(Exercise directions):
The answer must be an exact copy of every record.
Data for processing START
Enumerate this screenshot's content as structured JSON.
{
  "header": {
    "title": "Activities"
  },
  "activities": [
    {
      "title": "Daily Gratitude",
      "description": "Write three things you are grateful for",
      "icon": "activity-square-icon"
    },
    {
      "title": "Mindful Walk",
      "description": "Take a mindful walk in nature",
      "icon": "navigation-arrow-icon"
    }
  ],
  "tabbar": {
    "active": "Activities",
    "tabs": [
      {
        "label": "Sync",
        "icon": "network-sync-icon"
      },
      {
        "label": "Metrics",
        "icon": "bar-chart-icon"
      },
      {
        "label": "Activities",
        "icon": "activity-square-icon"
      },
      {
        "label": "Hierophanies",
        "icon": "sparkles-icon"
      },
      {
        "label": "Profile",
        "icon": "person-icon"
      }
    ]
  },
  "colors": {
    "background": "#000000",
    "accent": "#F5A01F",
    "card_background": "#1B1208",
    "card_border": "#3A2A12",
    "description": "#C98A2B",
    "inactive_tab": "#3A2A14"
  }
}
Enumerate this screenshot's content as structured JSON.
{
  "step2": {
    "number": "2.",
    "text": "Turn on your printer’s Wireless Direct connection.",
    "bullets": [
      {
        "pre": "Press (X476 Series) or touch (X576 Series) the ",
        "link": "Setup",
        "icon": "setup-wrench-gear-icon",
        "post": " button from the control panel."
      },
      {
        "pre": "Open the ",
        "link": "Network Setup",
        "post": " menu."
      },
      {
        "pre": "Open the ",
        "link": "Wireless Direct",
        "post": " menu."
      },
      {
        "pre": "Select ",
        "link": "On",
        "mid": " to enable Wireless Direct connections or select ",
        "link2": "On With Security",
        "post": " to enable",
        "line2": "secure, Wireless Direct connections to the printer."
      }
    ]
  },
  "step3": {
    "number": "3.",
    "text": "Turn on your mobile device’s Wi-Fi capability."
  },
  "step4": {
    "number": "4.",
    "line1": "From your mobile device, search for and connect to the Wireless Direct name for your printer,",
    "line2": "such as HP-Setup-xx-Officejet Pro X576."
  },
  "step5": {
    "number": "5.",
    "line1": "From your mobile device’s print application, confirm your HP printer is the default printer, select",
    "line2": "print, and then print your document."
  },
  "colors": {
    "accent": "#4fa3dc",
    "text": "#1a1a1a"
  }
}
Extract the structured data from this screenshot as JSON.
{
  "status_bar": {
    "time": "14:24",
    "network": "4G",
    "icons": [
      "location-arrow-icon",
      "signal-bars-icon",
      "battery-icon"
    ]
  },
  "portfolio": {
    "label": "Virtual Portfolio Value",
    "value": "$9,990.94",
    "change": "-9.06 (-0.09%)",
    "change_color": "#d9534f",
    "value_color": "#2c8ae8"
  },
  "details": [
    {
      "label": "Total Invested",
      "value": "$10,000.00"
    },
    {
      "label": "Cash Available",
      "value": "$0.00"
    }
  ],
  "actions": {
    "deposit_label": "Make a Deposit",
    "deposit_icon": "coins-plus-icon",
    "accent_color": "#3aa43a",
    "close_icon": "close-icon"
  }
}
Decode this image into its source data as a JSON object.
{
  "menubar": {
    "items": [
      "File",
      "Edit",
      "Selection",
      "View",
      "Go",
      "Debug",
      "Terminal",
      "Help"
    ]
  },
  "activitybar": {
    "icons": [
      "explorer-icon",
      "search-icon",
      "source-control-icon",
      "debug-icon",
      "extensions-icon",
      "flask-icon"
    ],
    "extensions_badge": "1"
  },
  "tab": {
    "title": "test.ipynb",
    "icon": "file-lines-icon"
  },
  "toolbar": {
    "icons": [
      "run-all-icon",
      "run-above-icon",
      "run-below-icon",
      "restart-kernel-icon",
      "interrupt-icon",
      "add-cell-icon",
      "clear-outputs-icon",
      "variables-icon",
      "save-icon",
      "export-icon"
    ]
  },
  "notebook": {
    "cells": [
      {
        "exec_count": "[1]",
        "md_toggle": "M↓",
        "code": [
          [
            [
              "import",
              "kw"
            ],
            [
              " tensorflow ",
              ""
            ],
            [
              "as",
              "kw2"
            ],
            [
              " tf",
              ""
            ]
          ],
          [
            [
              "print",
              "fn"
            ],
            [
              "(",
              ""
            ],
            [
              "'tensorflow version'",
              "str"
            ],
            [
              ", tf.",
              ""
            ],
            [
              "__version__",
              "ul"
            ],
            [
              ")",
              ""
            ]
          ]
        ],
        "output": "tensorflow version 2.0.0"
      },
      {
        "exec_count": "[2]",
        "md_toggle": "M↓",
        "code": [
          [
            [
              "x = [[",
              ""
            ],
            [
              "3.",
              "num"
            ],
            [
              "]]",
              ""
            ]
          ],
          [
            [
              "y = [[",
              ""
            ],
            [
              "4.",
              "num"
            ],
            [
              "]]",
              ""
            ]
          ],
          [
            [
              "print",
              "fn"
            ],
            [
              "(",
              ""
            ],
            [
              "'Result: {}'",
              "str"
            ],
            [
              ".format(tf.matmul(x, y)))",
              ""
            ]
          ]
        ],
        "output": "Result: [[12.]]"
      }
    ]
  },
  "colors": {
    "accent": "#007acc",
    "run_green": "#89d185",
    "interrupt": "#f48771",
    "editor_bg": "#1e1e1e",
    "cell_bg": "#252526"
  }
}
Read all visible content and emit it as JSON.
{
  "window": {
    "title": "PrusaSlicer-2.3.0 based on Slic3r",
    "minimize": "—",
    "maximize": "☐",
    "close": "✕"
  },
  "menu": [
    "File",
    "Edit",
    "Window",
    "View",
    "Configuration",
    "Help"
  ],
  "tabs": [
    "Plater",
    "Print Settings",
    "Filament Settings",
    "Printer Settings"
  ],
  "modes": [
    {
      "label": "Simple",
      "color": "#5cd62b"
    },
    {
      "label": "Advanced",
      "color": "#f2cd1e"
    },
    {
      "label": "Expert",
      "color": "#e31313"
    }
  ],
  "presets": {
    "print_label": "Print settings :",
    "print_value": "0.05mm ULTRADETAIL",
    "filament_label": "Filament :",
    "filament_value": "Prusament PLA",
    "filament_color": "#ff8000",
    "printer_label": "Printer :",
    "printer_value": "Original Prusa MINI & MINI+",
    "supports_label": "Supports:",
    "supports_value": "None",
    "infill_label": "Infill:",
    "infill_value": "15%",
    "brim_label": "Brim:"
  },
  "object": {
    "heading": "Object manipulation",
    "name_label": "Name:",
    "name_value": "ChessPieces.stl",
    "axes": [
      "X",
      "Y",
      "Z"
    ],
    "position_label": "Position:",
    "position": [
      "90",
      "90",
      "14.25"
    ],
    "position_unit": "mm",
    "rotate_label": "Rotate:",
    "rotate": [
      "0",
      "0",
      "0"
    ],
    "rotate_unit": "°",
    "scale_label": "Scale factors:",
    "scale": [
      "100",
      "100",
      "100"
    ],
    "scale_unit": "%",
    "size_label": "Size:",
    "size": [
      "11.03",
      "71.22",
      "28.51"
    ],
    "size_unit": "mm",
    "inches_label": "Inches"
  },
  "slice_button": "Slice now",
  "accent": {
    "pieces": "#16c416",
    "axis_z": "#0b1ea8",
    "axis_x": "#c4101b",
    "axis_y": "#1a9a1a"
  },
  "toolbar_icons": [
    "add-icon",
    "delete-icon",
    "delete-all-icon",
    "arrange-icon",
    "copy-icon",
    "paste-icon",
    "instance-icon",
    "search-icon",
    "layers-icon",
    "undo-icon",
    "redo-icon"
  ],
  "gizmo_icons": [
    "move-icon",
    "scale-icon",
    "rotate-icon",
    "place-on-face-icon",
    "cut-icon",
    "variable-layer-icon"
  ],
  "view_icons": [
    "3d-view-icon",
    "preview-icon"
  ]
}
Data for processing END
(Response box):
Enumerate this screenshot's content as structured JSON.
{
  "header": {
    "title": "Activities"
  },
  "activities": [
    {
      "title": "Daily Gratitude",
      "description": "Write three things you are grateful for",
      "icon": "activity-square-icon"
    },
    {
      "title": "Mindful Walk",
      "description": "Take a mindful walk in nature",
      "icon": "navigation-arrow-icon"
    }
  ],
  "tabbar": {
    "active": "Activities",
    "tabs": [
      {
        "label": "Sync",
        "icon": "network-sync-icon"
      },
      {
        "label": "Metrics",
        "icon": "bar-chart-icon"
      },
      {
        "label": "Activities",
        "icon": "activity-square-icon"
      },
      {
        "label": "Hierophanies",
        "icon": "sparkles-icon"
      },
      {
        "label": "Profile",
        "icon": "person-icon"
      }
    ]
  },
  "colors": {
    "background": "#000000",
    "accent": "#F5A01F",
    "card_background": "#1B1208",
    "card_border": "#3A2A12",
    "description": "#C98A2B",
    "inactive_tab": "#3A2A14"
  }
}
Enumerate this screenshot's content as structured JSON.
{
  "step2": {
    "number": "2.",
    "text": "Turn on your printer’s Wireless Direct connection.",
    "bullets": [
      {
        "pre": "Press (X476 Series) or touch (X576 Series) the ",
        "link": "Setup",
        "icon": "setup-wrench-gear-icon",
        "post": " button from the control panel."
      },
      {
        "pre": "Open the ",
        "link": "Network Setup",
        "post": " menu."
      },
      {
        "pre": "Open the ",
        "link": "Wireless Direct",
        "post": " menu."
      },
      {
        "pre": "Select ",
        "link": "On",
        "mid": " to enable Wireless Direct connections or select ",
        "link2": "On With Security",
        "post": " to enable",
        "line2": "secure, Wireless Direct connections to the printer."
      }
    ]
  },
  "step3": {
    "number": "3.",
    "text": "Turn on your mobile device’s Wi-Fi capability."
  },
  "step4": {
    "number": "4.",
    "line1": "From your mobile device, search for and connect to the Wireless Direct name for your printer,",
    "line2": "such as HP-Setup-xx-Officejet Pro X576."
  },
  "step5": {
    "number": "5.",
    "line1": "From your mobile device’s print application, confirm your HP printer is the default printer, select",
    "line2": "print, and then print your document."
  },
  "colors": {
    "accent": "#4fa3dc",
    "text": "#1a1a1a"
  }
}
Extract the structured data from this screenshot as JSON.
{
  "status_bar": {
    "time": "14:24",
    "network": "4G",
    "icons": [
      "location-arrow-icon",
      "signal-bars-icon",
      "battery-icon"
    ]
  },
  "portfolio": {
    "label": "Virtual Portfolio Value",
    "value": "$9,990.94",
    "change": "-9.06 (-0.09%)",
    "change_color": "#d9534f",
    "value_color": "#2c8ae8"
  },
  "details": [
    {
      "label": "Total Invested",
      "value": "$10,000.00"
    },
    {
      "label": "Cash Available",
      "value": "$0.00"
    }
  ],
  "actions": {
    "deposit_label": "Make a Deposit",
    "deposit_icon": "coins-plus-icon",
    "accent_color": "#3aa43a",
    "close_icon": "close-icon"
  }
}
Decode this image into its source data as a JSON object.
{
  "menubar": {
    "items": [
      "File",
      "Edit",
      "Selection",
      "View",
      "Go",
      "Debug",
      "Terminal",
      "Help"
    ]
  },
  "activitybar": {
    "icons": [
      "explorer-icon",
      "search-icon",
      "source-control-icon",
      "debug-icon",
      "extensions-icon",
      "flask-icon"
    ],
    "extensions_badge": "1"
  },
  "tab": {
    "title": "test.ipynb",
    "icon": "file-lines-icon"
  },
  "toolbar": {
    "icons": [
      "run-all-icon",
      "run-above-icon",
      "run-below-icon",
      "restart-kernel-icon",
      "interrupt-icon",
      "add-cell-icon",
      "clear-outputs-icon",
      "variables-icon",
      "save-icon",
      "export-icon"
    ]
  },
  "notebook": {
    "cells": [
      {
        "exec_count": "[1]",
        "md_toggle": "M↓",
        "code": [
          [
            [
              "import",
              "kw"
            ],
            [
              " tensorflow ",
              ""
            ],
            [
              "as",
              "kw2"
            ],
            [
              " tf",
              ""
            ]
          ],
          [
            [
              "print",
              "fn"
            ],
            [
              "(",
              ""
            ],
            [
              "'tensorflow version'",
              "str"
            ],
            [
              ", tf.",
              ""
            ],
            [
              "__version__",
              "ul"
            ],
            [
              ")",
              ""
            ]
          ]
        ],
        "output": "tensorflow version 2.0.0"
      },
      {
        "exec_count": "[2]",
        "md_toggle": "M↓",
        "code": [
          [
            [
              "x = [[",
              ""
            ],
            [
              "3.",
              "num"
            ],
            [
              "]]",
              ""
            ]
          ],
          [
            [
              "y = [[",
              ""
            ],
            [
              "4.",
              "num"
            ],
            [
              "]]",
              ""
            ]
          ],
          [
            [
              "print",
              "fn"
            ],
            [
              "(",
              ""
            ],
            [
              "'Result: {}'",
              "str"
            ],
            [
              ".format(tf.matmul(x, y)))",
              ""
            ]
          ]
        ],
        "output": "Result: [[12.]]"
      }
    ]
  },
  "colors": {
    "accent": "#007acc",
    "run_green": "#89d185",
    "interrupt": "#f48771",
    "editor_bg": "#1e1e1e",
    "cell_bg": "#252526"
  }
}
Read all visible content and emit it as JSON.
{
  "window": {
    "title": "PrusaSlicer-2.3.0 based on Slic3r",
    "minimize": "—",
    "maximize": "☐",
    "close": "✕"
  },
  "menu": [
    "File",
    "Edit",
    "Window",
    "View",
    "Configuration",
    "Help"
  ],
  "tabs": [
    "Plater",
    "Print Settings",
    "Filament Settings",
    "Printer Settings"
  ],
  "modes": [
    {
      "label": "Simple",
      "color": "#5cd62b"
    },
    {
      "label": "Advanced",
      "color": "#f2cd1e"
    },
    {
      "label": "Expert",
      "color": "#e31313"
    }
  ],
  "presets": {
    "print_label": "Print settings :",
    "print_value": "0.05mm ULTRADETAIL",
    "filament_label": "Filament :",
    "filament_value": "Prusament PLA",
    "filament_color": "#ff8000",
    "printer_label": "Printer :",
    "printer_value": "Original Prusa MINI & MINI+",
    "supports_label": "Supports:",
    "supports_value": "None",
    "infill_label": "Infill:",
    "infill_value": "15%",
    "brim_label": "Brim:"
  },
  "object": {
    "heading": "Object manipulation",
    "name_label": "Name:",
    "name_value": "ChessPieces.stl",
    "axes": [
      "X",
      "Y",
      "Z"
    ],
    "position_label": "Position:",
    "position": [
      "90",
      "90",
      "14.25"
    ],
    "position_unit": "mm",
    "rotate_label": "Rotate:",
    "rotate": [
      "0",
      "0",
      "0"
    ],
    "rotate_unit": "°",
    "scale_label": "Scale factors:",
    "scale": [
      "100",
      "100",
      "100"
    ],
    "scale_unit": "%",
    "size_label": "Size:",
    "size": [
      "11.03",
      "71.22",
      "28.51"
    ],
    "size_unit": "mm",
    "inches_label": "Inches"
  },
  "slice_button": "Slice now",
  "accent": {
    "pieces": "#16c416",
    "axis_z": "#0b1ea8",
    "axis_x": "#c4101b",
    "axis_y": "#1a9a1a"
  },
  "toolbar_icons": [
    "add-icon",
    "delete-icon",
    "delete-all-icon",
    "arrange-icon",
    "copy-icon",
    "paste-icon",
    "instance-icon",
    "search-icon",
    "layers-icon",
    "undo-icon",
    "redo-icon"
  ],
  "gizmo_icons": [
    "move-icon",
    "scale-icon",
    "rotate-icon",
    "place-on-face-icon",
    "cut-icon",
    "variable-layer-icon"
  ],
  "view_icons": [
    "3d-view-icon",
    "preview-icon"
  ]
}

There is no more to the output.